- Oil storage locations
- Potential spill pathways (how can oil get into the environment and into our creeks, bays, lagoons, or the ocean)
- The direction, rate of flow, and total quantity of oil that could be discharged where experience indicates a potential for equipment failure
- Ensure employees receive SPCC Plan training; mentor new employees.
- Learn your system (layout, valves, shutoffs, etc.).
- Know and follow operational procedures for your facility.
- Maintain equipment to prevent leaks and spills.
- Visually inspect oil storage locations for container or tank condition and spills. (See Inspections below)
- Make sure others follow appropriate delivery and handling procedures.
2. Establish procedures and install control measures to prevent a spill from reaching navigable water pathways:
- Minimize working quantities.
- Provide secondary containment for containers of oil that could potentially spill into the environment.
- Maintain a fully-provisioned, easily accessed spill kit. (See images below.) Spill kits located throughout campus contain the following:
- Floor dry absorbent material
- Absorbent booms, pads, mats, etc.
- Note: Replenishment materials and additional equipment are available through EH&S Environmental Affairs.
3. Develop and prepare countermeasures to contain, clean up, and mitigate the effects of an oil spill.
- Keep spill response procedures and a well-stocked cache of supplies easily accessible.
- See the "Spill response procedures" section below.
4. Post spill response procedures and equipment locations.
SPCC spill kit images, left to right: large closed spill kit; large open spill kit; small spill kits
Be prepared to contain, clean up, and mitigate the effects of an oil spill.
- SAFETY FIRST! Do not attempt to perform any life or health threatening acts.
- Try to stop or control the release at the source. (See images below.)
- Use spill kit materials to block flow and prevent discharge into a storm drain.
- Notify EH&S immediately: (858) 534-3660 during business hours.
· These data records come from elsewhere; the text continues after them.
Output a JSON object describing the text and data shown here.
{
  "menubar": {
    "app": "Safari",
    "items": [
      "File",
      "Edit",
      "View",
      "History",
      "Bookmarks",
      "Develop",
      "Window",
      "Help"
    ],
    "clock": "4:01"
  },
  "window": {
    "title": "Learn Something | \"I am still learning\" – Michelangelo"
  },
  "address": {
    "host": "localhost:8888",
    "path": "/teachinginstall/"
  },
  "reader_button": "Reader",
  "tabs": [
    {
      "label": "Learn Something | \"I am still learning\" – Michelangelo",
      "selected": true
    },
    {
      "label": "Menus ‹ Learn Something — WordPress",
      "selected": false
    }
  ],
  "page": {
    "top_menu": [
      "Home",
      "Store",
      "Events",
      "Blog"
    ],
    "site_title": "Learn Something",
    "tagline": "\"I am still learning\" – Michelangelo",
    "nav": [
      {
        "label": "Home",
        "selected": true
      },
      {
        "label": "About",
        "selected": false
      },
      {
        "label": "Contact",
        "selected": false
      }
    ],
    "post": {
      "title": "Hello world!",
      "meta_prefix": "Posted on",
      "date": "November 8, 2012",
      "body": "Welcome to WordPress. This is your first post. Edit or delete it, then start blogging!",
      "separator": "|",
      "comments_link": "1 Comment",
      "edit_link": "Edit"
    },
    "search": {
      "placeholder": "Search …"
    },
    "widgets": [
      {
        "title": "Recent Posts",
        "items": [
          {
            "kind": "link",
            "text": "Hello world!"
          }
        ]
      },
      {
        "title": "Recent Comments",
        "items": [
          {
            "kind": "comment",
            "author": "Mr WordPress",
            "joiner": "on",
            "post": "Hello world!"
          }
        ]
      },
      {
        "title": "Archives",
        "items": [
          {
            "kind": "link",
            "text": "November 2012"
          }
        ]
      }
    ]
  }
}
After hours, call UCSD Police: (858) 534-4357.
1. Build a dike between spill source and drain. 2. Use plenty of absorbent.
3. Absorb the spill. 4. Surround the drain.
Visually inspect oil tanks and containers, systems and equipment, and spill kits on a regular basis.
Examples of tanks and containers at UCSD that must be inspected (and documented) are:
- Waste oil above ground storage tank at Fleet Services
- Emergency generator fuel tanks
- 55-gallon drums of regulated oils (e.g., fuel, hydraulic oil, motor oil, etc.)
- Cooking oil tanks in kitchens and restaurants that contain 55 gallons or more of oil
Inspections must be:
- Conducted on a regular schedule (e.g., during routine service or maintenance)
- Performed by someone familiar with the system and equipment
- Documented and signed
- Document inspections with the Petroleum Container Inspection Checklist (PDF) (Word file) or an equivalent form.
- Keep inspection records for at least 3 years.
What to look for
- Evidence of leaky, worn, or deteriorating transfer lines
- Evidence of leaky valves, rust accumulation on tanks, valves, or lines
- Unsafe conditions that could contribute to a spill (e.g., oil stored in areas of heavy forklift traffic, large unsecured containers)
- Spill kit provisions
Follow best management practices (BMP) for outdoor activities that may potentially release oil products into the environment:
- BMP A02: Spill control and cleanup (PDF) (Word)
- BMP B02: Fueling operations (PDF) (Word)
- BMP C05: Food service management (PDF) (Word)
1. SPCC training
Ensure personnel understand the SPCC Plan and receive training that includes:
- Spill response procedures
- System layout, valves, shutoffs, etc.
- Operational procedures
- How to:
- Maintain equipment to prevent leaks and spills
- Visually inspect oil storage locations for spills
- Make sure others follow appropriate delivery and handling procedures
2. Annual hazardous materials training
"Environmental Compliance & Hazards" training is required annually* for non-research employees who work with hazardous materials. This is an eCourse.
How to get the training:
Repeat the eCourse to meet the annual refresher training requirement.
* Expiration dates: San Diego County regulations require training annually – not 12 months from date of completion. Your annual training can be completed anytime this year, regardless of last years expiration date.